START SUPPLIED DATA

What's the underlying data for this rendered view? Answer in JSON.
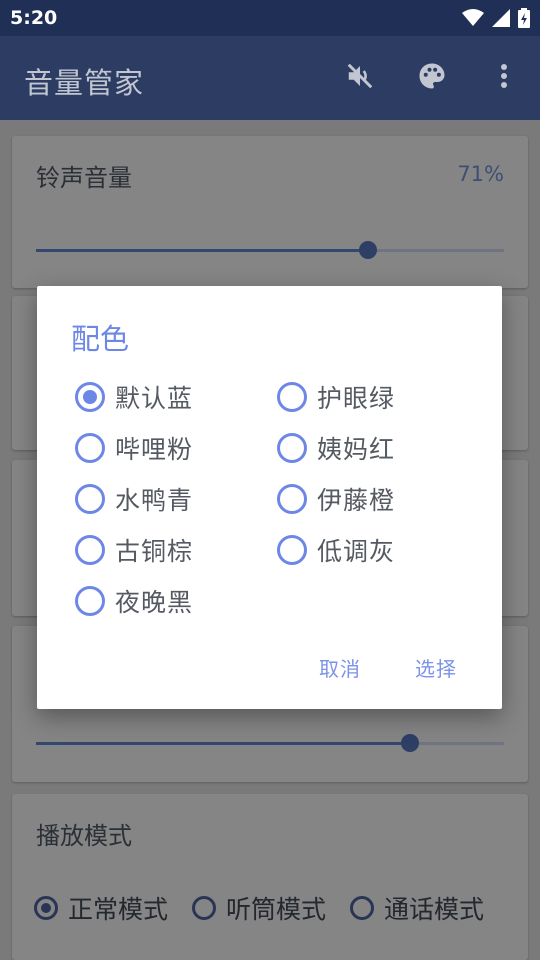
{
  "status": {
    "time": "5:20"
  },
  "appbar": {
    "title": "音量管家"
  },
  "cards": {
    "ringtone": {
      "title": "铃声音量",
      "value": "71%",
      "level": 0.71
    },
    "bottom_slider": {
      "level": 0.8
    },
    "playback": {
      "title": "播放模式",
      "modes": [
        {
          "label": "正常模式",
          "checked": true
        },
        {
          "label": "听筒模式",
          "checked": false
        },
        {
          "label": "通话模式",
          "checked": false
        }
      ]
    }
  },
  "dialog": {
    "title": "配色",
    "options": [
      {
        "label": "默认蓝",
        "checked": true
      },
      {
        "label": "护眼绿",
        "checked": false
      },
      {
        "label": "哔哩粉",
        "checked": false
      },
      {
        "label": "姨妈红",
        "checked": false
      },
      {
        "label": "水鸭青",
        "checked": false
      },
      {
        "label": "伊藤橙",
        "checked": false
      },
      {
        "label": "古铜棕",
        "checked": false
      },
      {
        "label": "低调灰",
        "checked": false
      },
      {
        "label": "夜晚黑",
        "checked": false
      }
    ],
    "cancel_label": "取消",
    "confirm_label": "选择"
  },
  "colors": {
    "accent": "#6d87e6",
    "appbar": "#2c3c62"
  },
  "icons": [
    "wifi-icon",
    "signal-icon",
    "battery-icon",
    "mute-icon",
    "palette-icon",
    "more-vert-icon"
  ]
}
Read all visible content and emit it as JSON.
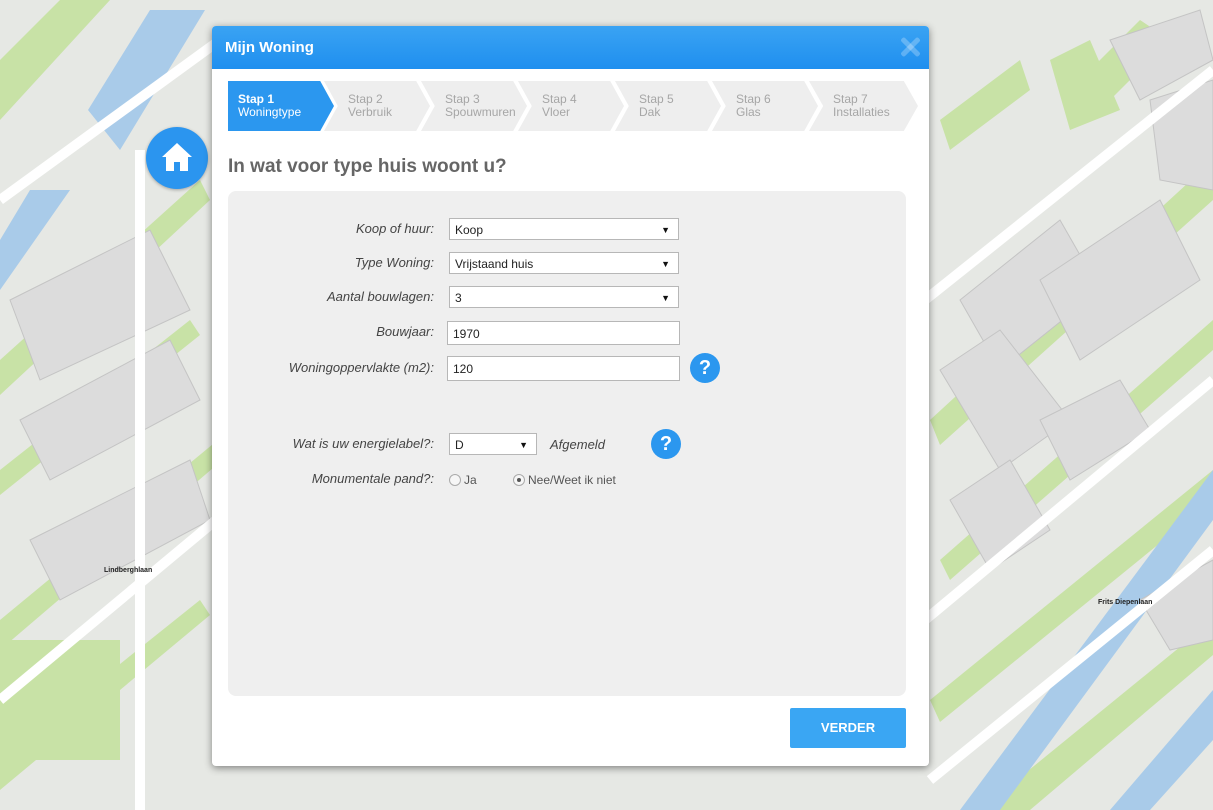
{
  "map": {
    "street_labels": [
      "Lindberghlaan",
      "Frits Diepenlaan"
    ]
  },
  "modal": {
    "title": "Mijn Woning",
    "steps": [
      {
        "top": "Stap 1",
        "bottom": "Woningtype",
        "active": true
      },
      {
        "top": "Stap 2",
        "bottom": "Verbruik"
      },
      {
        "top": "Stap 3",
        "bottom": "Spouwmuren"
      },
      {
        "top": "Stap 4",
        "bottom": "Vloer"
      },
      {
        "top": "Stap 5",
        "bottom": "Dak"
      },
      {
        "top": "Stap 6",
        "bottom": "Glas"
      },
      {
        "top": "Stap 7",
        "bottom": "Installaties"
      }
    ],
    "question": "In wat voor type huis woont u?",
    "form": {
      "koop_huur": {
        "label": "Koop of huur:",
        "value": "Koop"
      },
      "type_woning": {
        "label": "Type Woning:",
        "value": "Vrijstaand huis"
      },
      "bouwlagen": {
        "label": "Aantal bouwlagen:",
        "value": "3"
      },
      "bouwjaar": {
        "label": "Bouwjaar:",
        "value": "1970"
      },
      "oppervlakte": {
        "label": "Woningoppervlakte (m2):",
        "value": "120"
      },
      "energielabel": {
        "label": "Wat is uw energielabel?:",
        "value": "D",
        "status": "Afgemeld"
      },
      "monument": {
        "label": "Monumentale pand?:",
        "options": [
          "Ja",
          "Nee/Weet ik niet"
        ],
        "selected": "Nee/Weet ik niet"
      }
    },
    "help_glyph": "?",
    "select_arrow": "▼",
    "next_label": "VERDER"
  },
  "colors": {
    "accent": "#2b97ef",
    "button": "#3aa6f3"
  }
}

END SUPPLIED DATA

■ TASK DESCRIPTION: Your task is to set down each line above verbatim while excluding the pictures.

■ RESPONSE AREA:
What's the underlying data for this rendered view? Answer in JSON.
{
  "status": {
    "time": "5:20"
  },
  "appbar": {
    "title": "音量管家"
  },
  "cards": {
    "ringtone": {
      "title": "铃声音量",
      "value": "71%",
      "level": 0.71
    },
    "bottom_slider": {
      "level": 0.8
    },
    "playback": {
      "title": "播放模式",
      "modes": [
        {
          "label": "正常模式",
          "checked": true
        },
        {
          "label": "听筒模式",
          "checked": false
        },
        {
          "label": "通话模式",
          "checked": false
        }
      ]
    }
  },
  "dialog": {
    "title": "配色",
    "options": [
      {
        "label": "默认蓝",
        "checked": true
      },
      {
        "label": "护眼绿",
        "checked": false
      },
      {
        "label": "哔哩粉",
        "checked": false
      },
      {
        "label": "姨妈红",
        "checked": false
      },
      {
        "label": "水鸭青",
        "checked": false
      },
      {
        "label": "伊藤橙",
        "checked": false
      },
      {
        "label": "古铜棕",
        "checked": false
      },
      {
        "label": "低调灰",
        "checked": false
      },
      {
        "label": "夜晚黑",
        "checked": false
      }
    ],
    "cancel_label": "取消",
    "confirm_label": "选择"
  },
  "colors": {
    "accent": "#6d87e6",
    "appbar": "#2c3c62"
  },
  "icons": [
    "wifi-icon",
    "signal-icon",
    "battery-icon",
    "mute-icon",
    "palette-icon",
    "more-vert-icon"
  ]
}
Read all visible content and emit it as JSON.
{
  "map": {
    "street_labels": [
      "Lindberghlaan",
      "Frits Diepenlaan"
    ]
  },
  "modal": {
    "title": "Mijn Woning",
    "steps": [
      {
        "top": "Stap 1",
        "bottom": "Woningtype",
        "active": true
      },
      {
        "top": "Stap 2",
        "bottom": "Verbruik"
      },
      {
        "top": "Stap 3",
        "bottom": "Spouwmuren"
      },
      {
        "top": "Stap 4",
        "bottom": "Vloer"
      },
      {
        "top": "Stap 5",
        "bottom": "Dak"
      },
      {
        "top": "Stap 6",
        "bottom": "Glas"
      },
      {
        "top": "Stap 7",
        "bottom": "Installaties"
      }
    ],
    "question": "In wat voor type huis woont u?",
    "form": {
      "koop_huur": {
        "label": "Koop of huur:",
        "value": "Koop"
      },
      "type_woning": {
        "label": "Type Woning:",
        "value": "Vrijstaand huis"
      },
      "bouwlagen": {
        "label": "Aantal bouwlagen:",
        "value": "3"
      },
      "bouwjaar": {
        "label": "Bouwjaar:",
        "value": "1970"
      },
      "oppervlakte": {
        "label": "Woningoppervlakte (m2):",
        "value": "120"
      },
      "energielabel": {
        "label": "Wat is uw energielabel?:",
        "value": "D",
        "status": "Afgemeld"
      },
      "monument": {
        "label": "Monumentale pand?:",
        "options": [
          "Ja",
          "Nee/Weet ik niet"
        ],
        "selected": "Nee/Weet ik niet"
      }
    },
    "help_glyph": "?",
    "select_arrow": "▼",
    "next_label": "VERDER"
  },
  "colors": {
    "accent": "#2b97ef",
    "button": "#3aa6f3"
  }
}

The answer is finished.